▶ **DESCRIPTION OF THE TASK**
Filter on the word "icon": copy each matching line from the listing below.

▶ **SUPPLIED ENTRIES**
________________________

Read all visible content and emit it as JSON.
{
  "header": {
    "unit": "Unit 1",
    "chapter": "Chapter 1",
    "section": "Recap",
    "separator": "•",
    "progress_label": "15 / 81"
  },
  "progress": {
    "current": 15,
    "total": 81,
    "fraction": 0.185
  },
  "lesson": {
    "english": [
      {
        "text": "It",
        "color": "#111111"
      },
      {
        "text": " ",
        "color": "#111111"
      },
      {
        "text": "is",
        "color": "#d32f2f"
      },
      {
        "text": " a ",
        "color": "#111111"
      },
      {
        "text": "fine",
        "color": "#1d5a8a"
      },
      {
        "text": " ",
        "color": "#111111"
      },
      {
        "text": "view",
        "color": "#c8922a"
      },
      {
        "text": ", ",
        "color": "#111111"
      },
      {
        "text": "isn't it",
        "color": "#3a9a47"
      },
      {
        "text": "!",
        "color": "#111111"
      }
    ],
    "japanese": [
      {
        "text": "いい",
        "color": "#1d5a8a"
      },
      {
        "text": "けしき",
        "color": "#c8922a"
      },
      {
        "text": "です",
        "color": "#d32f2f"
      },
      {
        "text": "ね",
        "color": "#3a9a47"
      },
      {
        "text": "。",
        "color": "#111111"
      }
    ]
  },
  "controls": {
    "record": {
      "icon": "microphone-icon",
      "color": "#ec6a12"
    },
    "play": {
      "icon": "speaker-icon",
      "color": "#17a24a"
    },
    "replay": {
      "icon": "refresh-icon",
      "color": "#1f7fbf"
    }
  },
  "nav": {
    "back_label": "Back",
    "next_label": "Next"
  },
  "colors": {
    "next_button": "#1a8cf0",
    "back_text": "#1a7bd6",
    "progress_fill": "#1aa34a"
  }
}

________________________

▶ **EXERCISE ANSWER**
      "icon": "microphone-icon",
      "icon": "speaker-icon",
      "icon": "refresh-icon",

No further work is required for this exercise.